----- Input data -----

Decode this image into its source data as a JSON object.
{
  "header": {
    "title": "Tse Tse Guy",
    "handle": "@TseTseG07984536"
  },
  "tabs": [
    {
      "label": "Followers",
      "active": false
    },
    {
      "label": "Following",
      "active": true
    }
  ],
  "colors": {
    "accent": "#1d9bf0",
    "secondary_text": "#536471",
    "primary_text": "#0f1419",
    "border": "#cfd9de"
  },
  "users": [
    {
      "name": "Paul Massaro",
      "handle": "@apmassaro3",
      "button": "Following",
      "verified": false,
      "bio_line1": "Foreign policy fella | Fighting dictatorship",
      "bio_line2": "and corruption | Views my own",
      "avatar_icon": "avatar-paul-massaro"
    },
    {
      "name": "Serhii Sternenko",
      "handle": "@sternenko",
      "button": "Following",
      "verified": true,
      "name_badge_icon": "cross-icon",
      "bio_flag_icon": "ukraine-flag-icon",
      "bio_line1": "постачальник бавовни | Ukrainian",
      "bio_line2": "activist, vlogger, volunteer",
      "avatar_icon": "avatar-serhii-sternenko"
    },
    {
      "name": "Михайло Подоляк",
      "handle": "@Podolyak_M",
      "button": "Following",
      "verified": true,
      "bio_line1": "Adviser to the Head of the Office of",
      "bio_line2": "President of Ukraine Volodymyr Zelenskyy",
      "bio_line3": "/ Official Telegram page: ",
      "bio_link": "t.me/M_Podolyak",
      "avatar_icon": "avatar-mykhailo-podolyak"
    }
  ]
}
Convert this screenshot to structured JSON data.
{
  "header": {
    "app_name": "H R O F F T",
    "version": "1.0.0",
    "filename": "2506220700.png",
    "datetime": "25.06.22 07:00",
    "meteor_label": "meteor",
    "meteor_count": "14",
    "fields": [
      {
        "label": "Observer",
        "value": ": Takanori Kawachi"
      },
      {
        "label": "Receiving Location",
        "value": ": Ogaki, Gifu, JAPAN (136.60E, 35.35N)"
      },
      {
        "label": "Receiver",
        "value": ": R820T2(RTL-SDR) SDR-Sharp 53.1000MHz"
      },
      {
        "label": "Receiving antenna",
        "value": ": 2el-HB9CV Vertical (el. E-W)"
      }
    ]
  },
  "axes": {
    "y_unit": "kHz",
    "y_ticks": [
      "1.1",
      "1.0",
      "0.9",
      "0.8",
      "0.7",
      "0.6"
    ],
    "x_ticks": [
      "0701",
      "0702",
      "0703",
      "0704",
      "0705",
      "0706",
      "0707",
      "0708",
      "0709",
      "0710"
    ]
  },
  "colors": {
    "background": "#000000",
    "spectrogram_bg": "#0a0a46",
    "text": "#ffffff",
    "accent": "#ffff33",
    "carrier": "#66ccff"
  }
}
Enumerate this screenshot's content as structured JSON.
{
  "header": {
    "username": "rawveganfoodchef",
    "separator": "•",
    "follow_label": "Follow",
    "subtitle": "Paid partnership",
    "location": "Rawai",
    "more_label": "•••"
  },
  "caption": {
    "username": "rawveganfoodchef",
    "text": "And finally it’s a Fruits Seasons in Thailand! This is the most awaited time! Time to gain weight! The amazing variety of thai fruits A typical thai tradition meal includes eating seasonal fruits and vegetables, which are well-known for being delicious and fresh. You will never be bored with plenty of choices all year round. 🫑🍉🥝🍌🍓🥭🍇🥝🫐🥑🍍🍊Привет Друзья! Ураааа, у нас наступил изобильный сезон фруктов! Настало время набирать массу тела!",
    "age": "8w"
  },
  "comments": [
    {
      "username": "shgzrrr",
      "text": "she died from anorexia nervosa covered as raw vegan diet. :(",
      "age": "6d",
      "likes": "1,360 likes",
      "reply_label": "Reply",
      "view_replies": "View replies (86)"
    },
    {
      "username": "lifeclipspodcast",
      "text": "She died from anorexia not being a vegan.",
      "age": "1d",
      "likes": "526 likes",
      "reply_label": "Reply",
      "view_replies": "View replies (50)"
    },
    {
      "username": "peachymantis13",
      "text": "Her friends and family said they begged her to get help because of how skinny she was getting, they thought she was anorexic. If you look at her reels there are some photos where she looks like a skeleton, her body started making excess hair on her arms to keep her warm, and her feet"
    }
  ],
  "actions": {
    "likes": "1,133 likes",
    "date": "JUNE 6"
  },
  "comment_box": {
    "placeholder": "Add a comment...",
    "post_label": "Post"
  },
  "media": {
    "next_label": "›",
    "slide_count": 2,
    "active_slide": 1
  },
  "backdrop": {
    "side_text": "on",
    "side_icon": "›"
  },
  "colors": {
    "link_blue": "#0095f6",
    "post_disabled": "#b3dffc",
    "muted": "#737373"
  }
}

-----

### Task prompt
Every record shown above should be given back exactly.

### Expected answer
Decode this image into its source data as a JSON object.
{
  "header": {
    "title": "Tse Tse Guy",
    "handle": "@TseTseG07984536"
  },
  "tabs": [
    {
      "label": "Followers",
      "active": false
    },
    {
      "label": "Following",
      "active": true
    }
  ],
  "colors": {
    "accent": "#1d9bf0",
    "secondary_text": "#536471",
    "primary_text": "#0f1419",
    "border": "#cfd9de"
  },
  "users": [
    {
      "name": "Paul Massaro",
      "handle": "@apmassaro3",
      "button": "Following",
      "verified": false,
      "bio_line1": "Foreign policy fella | Fighting dictatorship",
      "bio_line2": "and corruption | Views my own",
      "avatar_icon": "avatar-paul-massaro"
    },
    {
      "name": "Serhii Sternenko",
      "handle": "@sternenko",
      "button": "Following",
      "verified": true,
      "name_badge_icon": "cross-icon",
      "bio_flag_icon": "ukraine-flag-icon",
      "bio_line1": "постачальник бавовни | Ukrainian",
      "bio_line2": "activist, vlogger, volunteer",
      "avatar_icon": "avatar-serhii-sternenko"
    },
    {
      "name": "Михайло Подоляк",
      "handle": "@Podolyak_M",
      "button": "Following",
      "verified": true,
      "bio_line1": "Adviser to the Head of the Office of",
      "bio_line2": "President of Ukraine Volodymyr Zelenskyy",
      "bio_line3": "/ Official Telegram page: ",
      "bio_link": "t.me/M_Podolyak",
      "avatar_icon": "avatar-mykhailo-podolyak"
    }
  ]
}
Convert this screenshot to structured JSON data.
{
  "header": {
    "app_name": "H R O F F T",
    "version": "1.0.0",
    "filename": "2506220700.png",
    "datetime": "25.06.22 07:00",
    "meteor_label": "meteor",
    "meteor_count": "14",
    "fields": [
      {
        "label": "Observer",
        "value": ": Takanori Kawachi"
      },
      {
        "label": "Receiving Location",
        "value": ": Ogaki, Gifu, JAPAN (136.60E, 35.35N)"
      },
      {
        "label": "Receiver",
        "value": ": R820T2(RTL-SDR) SDR-Sharp 53.1000MHz"
      },
      {
        "label": "Receiving antenna",
        "value": ": 2el-HB9CV Vertical (el. E-W)"
      }
    ]
  },
  "axes": {
    "y_unit": "kHz",
    "y_ticks": [
      "1.1",
      "1.0",
      "0.9",
      "0.8",
      "0.7",
      "0.6"
    ],
    "x_ticks": [
      "0701",
      "0702",
      "0703",
      "0704",
      "0705",
      "0706",
      "0707",
      "0708",
      "0709",
      "0710"
    ]
  },
  "colors": {
    "background": "#000000",
    "spectrogram_bg": "#0a0a46",
    "text": "#ffffff",
    "accent": "#ffff33",
    "carrier": "#66ccff"
  }
}
Enumerate this screenshot's content as structured JSON.
{
  "header": {
    "username": "rawveganfoodchef",
    "separator": "•",
    "follow_label": "Follow",
    "subtitle": "Paid partnership",
    "location": "Rawai",
    "more_label": "•••"
  },
  "caption": {
    "username": "rawveganfoodchef",
    "text": "And finally it’s a Fruits Seasons in Thailand! This is the most awaited time! Time to gain weight! The amazing variety of thai fruits A typical thai tradition meal includes eating seasonal fruits and vegetables, which are well-known for being delicious and fresh. You will never be bored with plenty of choices all year round. 🫑🍉🥝🍌🍓🥭🍇🥝🫐🥑🍍🍊Привет Друзья! Ураааа, у нас наступил изобильный сезон фруктов! Настало время набирать массу тела!",
    "age": "8w"
  },
  "comments": [
    {
      "username": "shgzrrr",
      "text": "she died from anorexia nervosa covered as raw vegan diet. :(",
      "age": "6d",
      "likes": "1,360 likes",
      "reply_label": "Reply",
      "view_replies": "View replies (86)"
    },
    {
      "username": "lifeclipspodcast",
      "text": "She died from anorexia not being a vegan.",
      "age": "1d",
      "likes": "526 likes",
      "reply_label": "Reply",
      "view_replies": "View replies (50)"
    },
    {
      "username": "peachymantis13",
      "text": "Her friends and family said they begged her to get help because of how skinny she was getting, they thought she was anorexic. If you look at her reels there are some photos where she looks like a skeleton, her body started making excess hair on her arms to keep her warm, and her feet"
    }
  ],
  "actions": {
    "likes": "1,133 likes",
    "date": "JUNE 6"
  },
  "comment_box": {
    "placeholder": "Add a comment...",
    "post_label": "Post"
  },
  "media": {
    "next_label": "›",
    "slide_count": 2,
    "active_slide": 1
  },
  "backdrop": {
    "side_text": "on",
    "side_icon": "›"
  },
  "colors": {
    "link_blue": "#0095f6",
    "post_disabled": "#b3dffc",
    "muted": "#737373"
  }
}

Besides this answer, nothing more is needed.